On Wednesday, I reviewed a wonderful book, Farewell Four Waters. Today, I offer you one better–an interview with the author! Friends, meet Kate McCord!
In your book, Farewell Four Waters, you explain that the story is not exactly and exclusively your own, but rather a composite of true stories that together create a very entertaining, yet truthful novel. That said, your own love for the Afghan people comes through clearly in the character of Marie. Where did that passion come from? Why Afghanistan as opposed to another country, another people, a different culture?
I was first introduced to Afghanistan on the Risk board. That’s an old board game. Later, I read Kipling and developed a whole set up perceptions and mis-perceptions about the country. In ’79, the Russians invaded and I paid a little attention. But it wasn’t until 2000 that I really started to get to know Afghanistan and the people who call that country home. In November, 2000 I picked up a book about Afghanistan at an airport in Europe. By the time I landed in the States, I was fascinated. Over the winter of 2000-2001, I read everything I could find about the country. The Taliban were in control and the stories were heartbreaking. I began praying for the people. Still, Afghans were just stories and pictures, but in 2004, I met Afghans face to face, drank their tea and shared their laughter and tears. That’s when everything changed for me. Now, I know so many precious Afghans. I’ve celebrated their births, engagements and weddings. I’ve sat beside the dying and in houses of mourning. I’ve shared life and along the way, fell in love.
Marie has many opportunities to share her Christian faith in the story. I love how she does it, unashamedly saying, “I belong to the Honorable Jesus Messiah”. Her declaration of faith always seemed to be well received. Did you ever have difficulty being honest about your faith? How did you learn to be a witness for Christ in such a hostile culture?
At first, I didn’t know what to say or how. I really struggled with that. I asked others what they said, I prayed and I tried out approaches with my Afghan friends. I looked for what made sense and was welcome. Along the way, I stumbled a lot, but Afghans are gracious and a gentle, “I’m sorry, forgive me if I offended” helped us all. Often, Afghans said those very words to me when they thought they’d spoken too harshly. I found that most Afghans believe in God and respect Jesus. Almost everyone already assumed I was a Christian, so it was really a matter of explaining that I’m not just a cultural Christian, but a Christ-follower. Afghans loved it that I knew my Book, prayed and tried to live a holy life.
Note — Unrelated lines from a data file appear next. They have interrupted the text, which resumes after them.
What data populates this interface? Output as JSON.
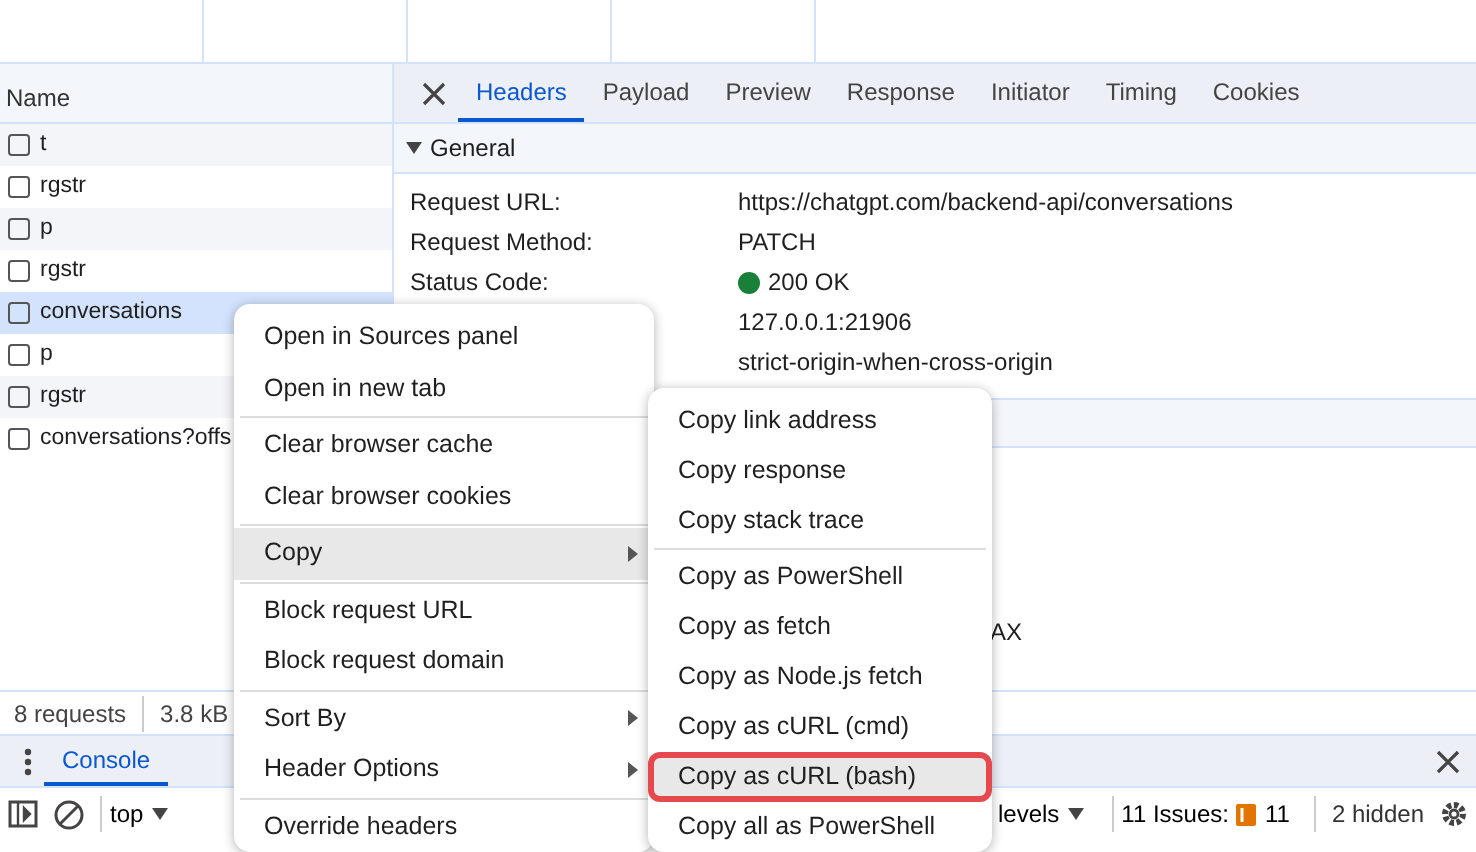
{
  "request_list": {
    "header": "Name",
    "rows": [
      {
        "name": "t",
        "selected": false
      },
      {
        "name": "rgstr",
        "selected": false
      },
      {
        "name": "p",
        "selected": false
      },
      {
        "name": "rgstr",
        "selected": false
      },
      {
        "name": "conversations",
        "selected": true
      },
      {
        "name": "p",
        "selected": false
      },
      {
        "name": "rgstr",
        "selected": false
      },
      {
        "name": "conversations?offs",
        "selected": false
      }
    ]
  },
  "details": {
    "tabs": [
      {
        "label": "Headers",
        "selected": true
      },
      {
        "label": "Payload",
        "selected": false
      },
      {
        "label": "Preview",
        "selected": false
      },
      {
        "label": "Response",
        "selected": false
      },
      {
        "label": "Initiator",
        "selected": false
      },
      {
        "label": "Timing",
        "selected": false
      },
      {
        "label": "Cookies",
        "selected": false
      }
    ],
    "general": {
      "title": "General",
      "expanded": true,
      "rows": [
        {
          "label": "Request URL:",
          "value": "https://chatgpt.com/backend-api/conversations",
          "kind": "text"
        },
        {
          "label": "Request Method:",
          "value": "PATCH",
          "kind": "text"
        },
        {
          "label": "Status Code:",
          "value": "200 OK",
          "kind": "status",
          "color": "#188038"
        },
        {
          "label": "",
          "value": "127.0.0.1:21906",
          "kind": "text"
        },
        {
          "label": "",
          "value": "strict-origin-when-cross-origin",
          "kind": "text"
        }
      ]
    },
    "fragment": "AX"
  },
  "status_bar": {
    "requests": "8 requests",
    "transferred": "3.8 kB"
  },
  "drawer": {
    "tabs": [
      {
        "label": "Console",
        "selected": true
      }
    ],
    "context": "top",
    "levels": "levels",
    "issues": "11 Issues:",
    "issue_count": "11",
    "hidden": "2 hidden"
  },
  "context_menu": {
    "groups": [
      [
        {
          "label": "Open in Sources panel",
          "submenu": false,
          "highlighted": false
        },
        {
          "label": "Open in new tab",
          "submenu": false,
          "highlighted": false
        }
      ],
      [
        {
          "label": "Clear browser cache",
          "submenu": false,
          "highlighted": false
        },
        {
          "label": "Clear browser cookies",
          "submenu": false,
          "highlighted": false
        }
      ],
      [
        {
          "label": "Copy",
          "submenu": true,
          "highlighted": true
        }
      ],
      [
        {
          "label": "Block request URL",
          "submenu": false,
          "highlighted": false
        },
        {
          "label": "Block request domain",
          "submenu": false,
          "highlighted": false
        }
      ],
      [
        {
          "label": "Sort By",
          "submenu": true,
          "highlighted": false
        },
        {
          "label": "Header Options",
          "submenu": true,
          "highlighted": false
        }
      ],
      [
        {
          "label": "Override headers",
          "submenu": false,
          "highlighted": false
        }
      ]
    ]
  },
  "copy_submenu": {
    "groups": [
      [
        {
          "label": "Copy link address",
          "highlighted": false,
          "outlined": false
        },
        {
          "label": "Copy response",
          "highlighted": false,
          "outlined": false
        },
        {
          "label": "Copy stack trace",
          "highlighted": false,
          "outlined": false
        }
      ],
      [
        {
          "label": "Copy as PowerShell",
          "highlighted": false,
          "outlined": false
        },
        {
          "label": "Copy as fetch",
          "highlighted": false,
          "outlined": false
        },
        {
          "label": "Copy as Node.js fetch",
          "highlighted": false,
          "outlined": false
        },
        {
          "label": "Copy as cURL (cmd)",
          "highlighted": false,
          "outlined": false
        },
        {
          "label": "Copy as cURL (bash)",
          "highlighted": true,
          "outlined": true
        },
        {
          "label": "Copy all as PowerShell",
          "highlighted": false,
          "outlined": false
        }
      ]
    ]
  }
}
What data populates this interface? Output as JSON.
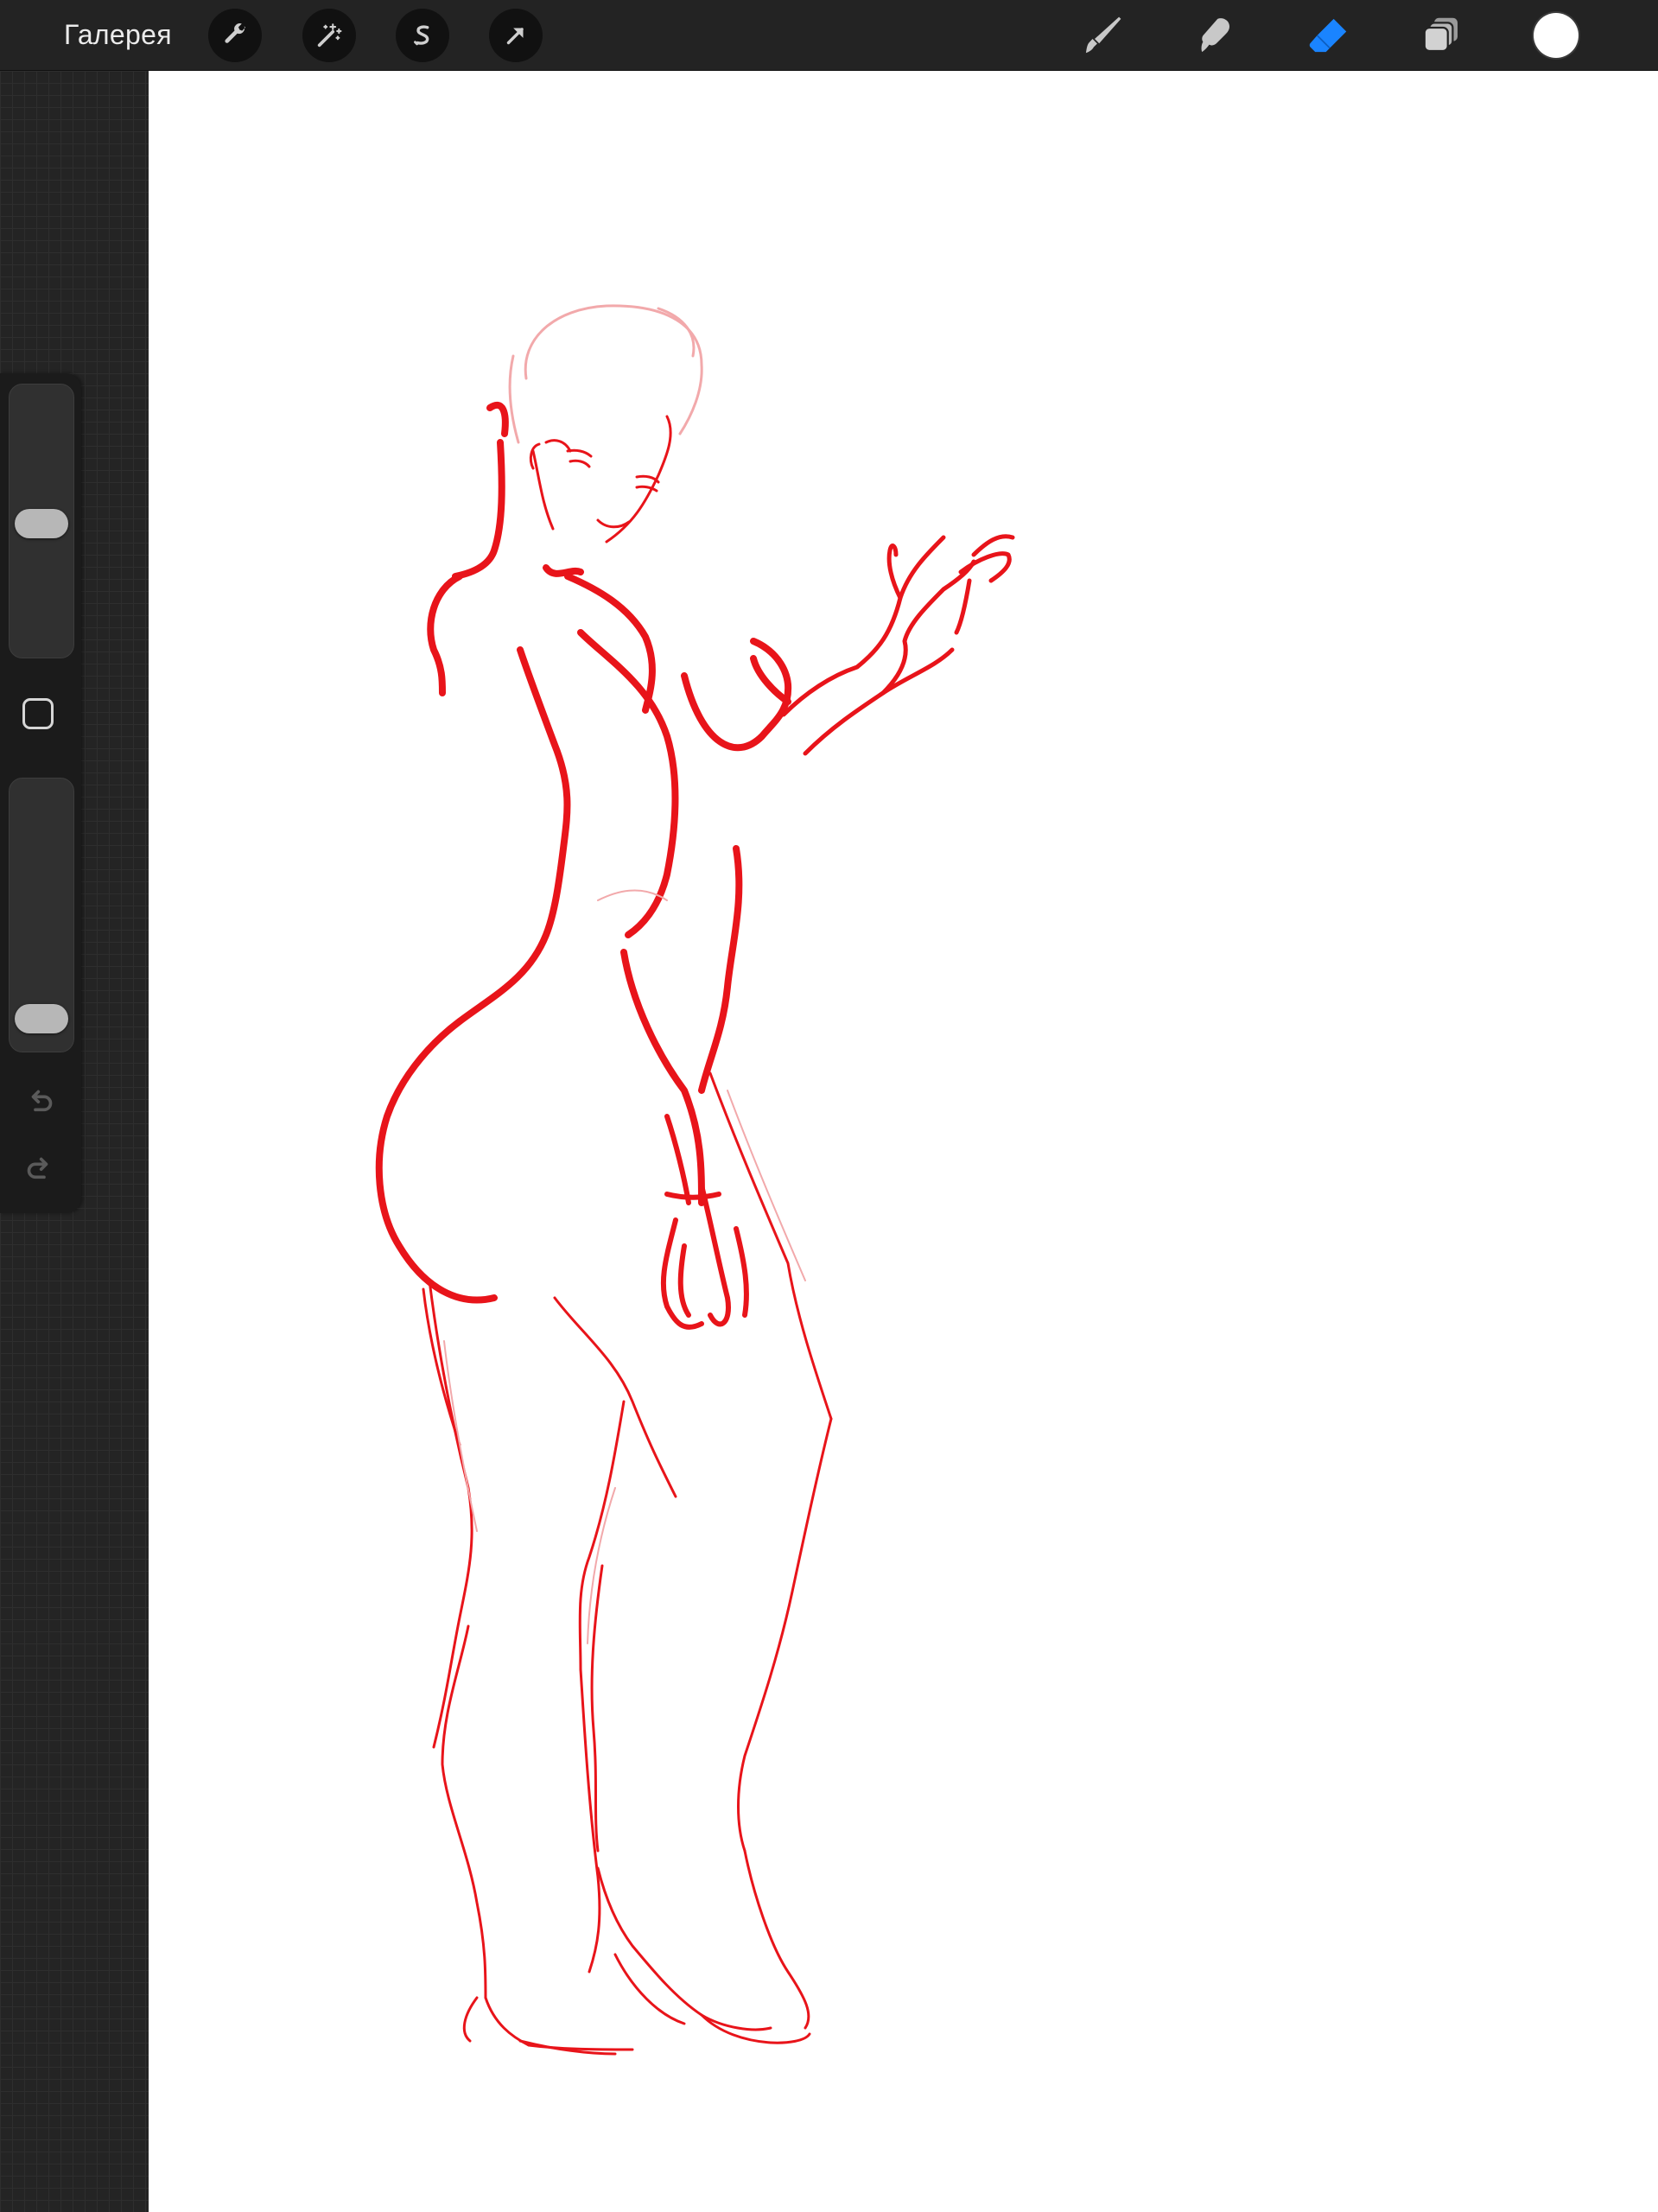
{
  "topbar": {
    "gallery_label": "Галерея",
    "left_tools": [
      {
        "name": "actions",
        "icon": "wrench-icon"
      },
      {
        "name": "adjustments",
        "icon": "magic-wand-icon"
      },
      {
        "name": "selection",
        "icon": "selection-s-icon"
      },
      {
        "name": "transform",
        "icon": "arrow-cursor-icon"
      }
    ],
    "right_tools": [
      {
        "name": "brush",
        "icon": "brush-icon",
        "active": false
      },
      {
        "name": "smudge",
        "icon": "smudge-icon",
        "active": false
      },
      {
        "name": "eraser",
        "icon": "eraser-icon",
        "active": true
      },
      {
        "name": "layers",
        "icon": "layers-icon",
        "active": false
      }
    ],
    "current_color": "#ffffff"
  },
  "sidebar": {
    "brush_size_level": 0.49,
    "opacity_level": 0.06,
    "modify_button_icon": "square-icon",
    "undo_icon": "undo-icon",
    "redo_icon": "redo-icon"
  },
  "canvas": {
    "background": "#ffffff",
    "sketch_color": "#e8141a",
    "sketch_light_color": "#f2a9ab"
  },
  "colors": {
    "toolbar_bg": "#232323",
    "accent_active": "#1a84ff",
    "icon_gray": "#c8c8c8"
  }
}
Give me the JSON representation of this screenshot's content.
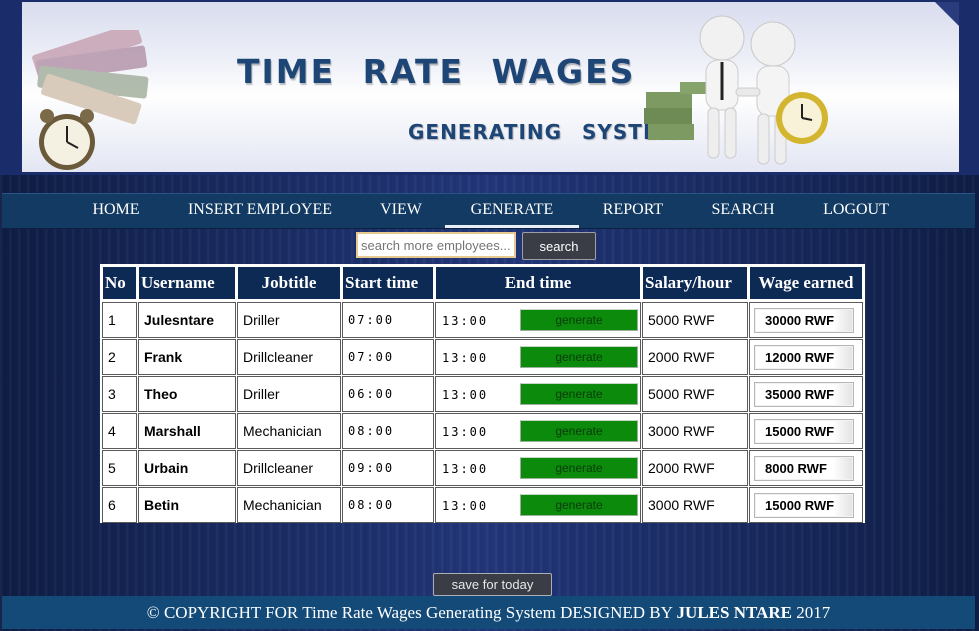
{
  "banner": {
    "title": "TIME  RATE  WAGES",
    "subtitle": "GENERATING  SYSTEM"
  },
  "nav": {
    "items": [
      {
        "label": "HOME"
      },
      {
        "label": "INSERT EMPLOYEE"
      },
      {
        "label": "VIEW"
      },
      {
        "label": "GENERATE",
        "active": true
      },
      {
        "label": "REPORT"
      },
      {
        "label": "SEARCH"
      },
      {
        "label": "LOGOUT"
      }
    ]
  },
  "search": {
    "placeholder": "search more employees...",
    "button_label": "search"
  },
  "table": {
    "headers": [
      "No",
      "Username",
      "Jobtitle",
      "Start time",
      "End time",
      "Salary/hour",
      "Wage earned"
    ],
    "generate_label": "generate",
    "rows": [
      {
        "no": "1",
        "username": "Julesntare",
        "jobtitle": "Driller",
        "start": "07:00",
        "end": "13:00",
        "salary": "5000 RWF",
        "wage": "30000 RWF"
      },
      {
        "no": "2",
        "username": "Frank",
        "jobtitle": "Drillcleaner",
        "start": "07:00",
        "end": "13:00",
        "salary": "2000 RWF",
        "wage": "12000 RWF"
      },
      {
        "no": "3",
        "username": "Theo",
        "jobtitle": "Driller",
        "start": "06:00",
        "end": "13:00",
        "salary": "5000 RWF",
        "wage": "35000 RWF"
      },
      {
        "no": "4",
        "username": "Marshall",
        "jobtitle": "Mechanician",
        "start": "08:00",
        "end": "13:00",
        "salary": "3000 RWF",
        "wage": "15000 RWF"
      },
      {
        "no": "5",
        "username": "Urbain",
        "jobtitle": "Drillcleaner",
        "start": "09:00",
        "end": "13:00",
        "salary": "2000 RWF",
        "wage": "8000 RWF"
      },
      {
        "no": "6",
        "username": "Betin",
        "jobtitle": "Mechanician",
        "start": "08:00",
        "end": "13:00",
        "salary": "3000 RWF",
        "wage": "15000 RWF"
      }
    ]
  },
  "save_button": "save for today",
  "footer": {
    "prefix": "© COPYRIGHT FOR",
    "system": "Time Rate Wages Generating System",
    "designed": "DESIGNED BY",
    "author": "JULES NTARE",
    "year": "2017"
  },
  "colors": {
    "nav_bg": "#123a62",
    "header_bg": "#0d2a54",
    "generate_green": "#0b8a0b",
    "title_blue": "#1d4677"
  }
}
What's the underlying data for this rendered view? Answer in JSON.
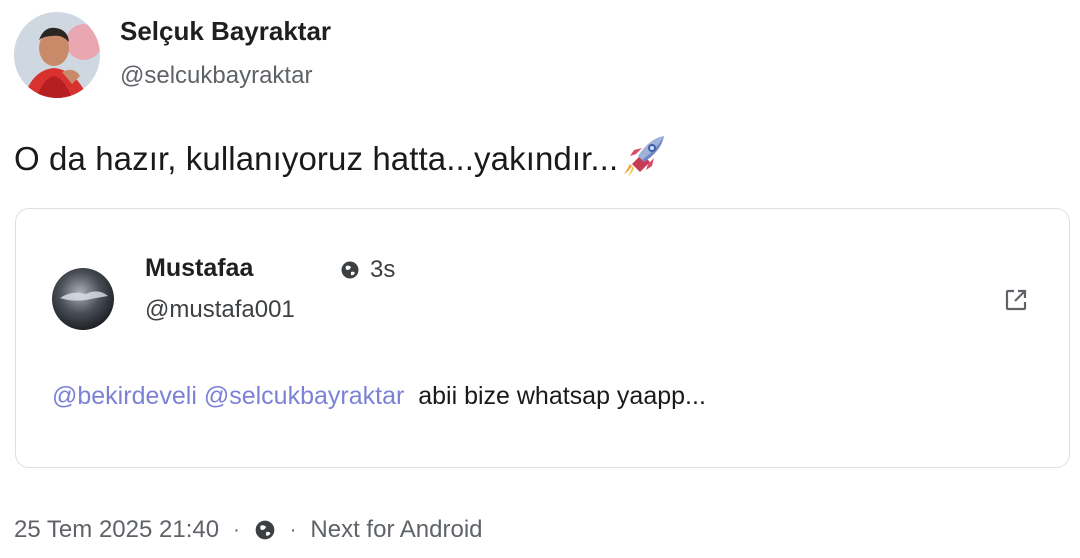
{
  "post": {
    "author_name": "Selçuk Bayraktar",
    "author_handle": "@selcukbayraktar",
    "text": "O da hazır, kullanıyoruz hatta...yakındır...",
    "emoji_icon": "rocket-icon"
  },
  "quote": {
    "author_name": "Mustafaa",
    "author_handle": "@mustafa001",
    "time_ago": "3s",
    "mentions": [
      "@bekirdeveli",
      "@selcukbayraktar"
    ],
    "text": "abii bize whatsap yaapp..."
  },
  "meta": {
    "timestamp": "25 Tem 2025 21:40",
    "separator": "·",
    "client": "Next for Android"
  },
  "colors": {
    "mention": "#7b82d6",
    "border": "#dcdfe4",
    "muted": "#5f6368"
  }
}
Many still wanted me to convert to Islam, but they respected my faith and practice. Mostly, people who were hostile to me hated my foreignness and my independence as a woman, not my faith. If anything, my faith helped me.
How did you go about learning the language? Did you study Dari before you went to Afghanistan or did you learn it in country?
I studied some Farsi before I want to Afghanistan. That’s the language of Iran. I also had some recordings in Dari that I practiced with, but mostly I learned the language from my Afghan neighbors and coworkers. I also had language tutors, made recordings and reviewed them in my room. I tried to commit a couple of hours a day, just to language learning and used every aspect of my life as the context. It was exhausting, but it paid off. I not only learned language, but I developed some wonderful friendships and I learned how to live there. I still miss speaking in Dari. It’s a such a beautiful, rich, poetic language.
I understand that you live in the United States currently. Do you want to return to Afghanistan ever—either as an aid worker or in any other capacity? Do you stay in touch with friends there?
I would love to return to Afghanistan! I miss my friends terribly. Email and the phone just aren’t enough. Still, I doubt I’ll go. I don’t want to do anything to put my Afghan and foreign friends in danger.
What do you think is the best way Christians who read your book can pray for or personally minister to the Muslims they know?
I think the first is in our own hearts. We need to see Muslims as God sees them; with His love and compassion. From that understanding, we can pray for God to reveal His love and truth to those we know personally and those we see or hear about. It’s God’s love that really changes people. When we’re able to see Muslims as precious individuals, we can to look for ways to express God’s love to them through our own lives. That could be as simple as a smile and a friendly hello or something deeper like a conversation and an invitation to tea. If we’re already in relationship with people, we can deepen our understanding of who they are. That comes through asking open-ending questions and genuinely listening as they share their lives with us. Along the way, we can be real about our own faith; who is God to us? How have we experienced Him? Why is He significant to us? When we invite others to be real with us and are real ourselves, heart-level conversations happen.
Oh friends, I hope you enjoyed that as much as I did. Will you join me in praying for Afghanistan, for the people there to know the height and depth of the love of Christ? Let’s also pray for Kate McCord. Father, fill her with joy and peace, passion and purpose as she serves you exactly where she is right now.